== DATA FOR THIS EXERCISE ==
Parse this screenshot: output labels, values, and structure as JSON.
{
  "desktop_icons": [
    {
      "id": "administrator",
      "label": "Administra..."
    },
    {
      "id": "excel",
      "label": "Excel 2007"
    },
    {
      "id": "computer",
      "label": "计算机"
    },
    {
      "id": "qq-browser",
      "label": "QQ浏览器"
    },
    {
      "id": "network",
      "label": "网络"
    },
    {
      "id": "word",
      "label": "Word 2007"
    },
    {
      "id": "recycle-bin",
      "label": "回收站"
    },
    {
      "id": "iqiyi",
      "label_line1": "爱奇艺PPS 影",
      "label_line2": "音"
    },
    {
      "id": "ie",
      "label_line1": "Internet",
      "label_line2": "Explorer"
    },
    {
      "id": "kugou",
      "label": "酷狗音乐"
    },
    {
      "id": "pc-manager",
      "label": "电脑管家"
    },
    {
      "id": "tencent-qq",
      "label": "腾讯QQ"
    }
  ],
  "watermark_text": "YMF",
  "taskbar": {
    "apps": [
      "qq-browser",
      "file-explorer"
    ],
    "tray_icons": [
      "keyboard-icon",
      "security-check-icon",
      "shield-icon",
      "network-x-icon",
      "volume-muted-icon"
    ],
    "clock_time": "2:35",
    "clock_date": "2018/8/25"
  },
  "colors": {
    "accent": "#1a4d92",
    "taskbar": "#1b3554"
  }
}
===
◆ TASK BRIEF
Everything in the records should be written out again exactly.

◆ PROBLEM SOLUTION
Parse this screenshot: output labels, values, and structure as JSON.
{
  "desktop_icons": [
    {
      "id": "administrator",
      "label": "Administra..."
    },
    {
      "id": "excel",
      "label": "Excel 2007"
    },
    {
      "id": "computer",
      "label": "计算机"
    },
    {
      "id": "qq-browser",
      "label": "QQ浏览器"
    },
    {
      "id": "network",
      "label": "网络"
    },
    {
      "id": "word",
      "label": "Word 2007"
    },
    {
      "id": "recycle-bin",
      "label": "回收站"
    },
    {
      "id": "iqiyi",
      "label_line1": "爱奇艺PPS 影",
      "label_line2": "音"
    },
    {
      "id": "ie",
      "label_line1": "Internet",
      "label_line2": "Explorer"
    },
    {
      "id": "kugou",
      "label": "酷狗音乐"
    },
    {
      "id": "pc-manager",
      "label": "电脑管家"
    },
    {
      "id": "tencent-qq",
      "label": "腾讯QQ"
    }
  ],
  "watermark_text": "YMF",
  "taskbar": {
    "apps": [
      "qq-browser",
      "file-explorer"
    ],
    "tray_icons": [
      "keyboard-icon",
      "security-check-icon",
      "shield-icon",
      "network-x-icon",
      "volume-muted-icon"
    ],
    "clock_time": "2:35",
    "clock_date": "2018/8/25"
  },
  "colors": {
    "accent": "#1a4d92",
    "taskbar": "#1b3554"
  }
}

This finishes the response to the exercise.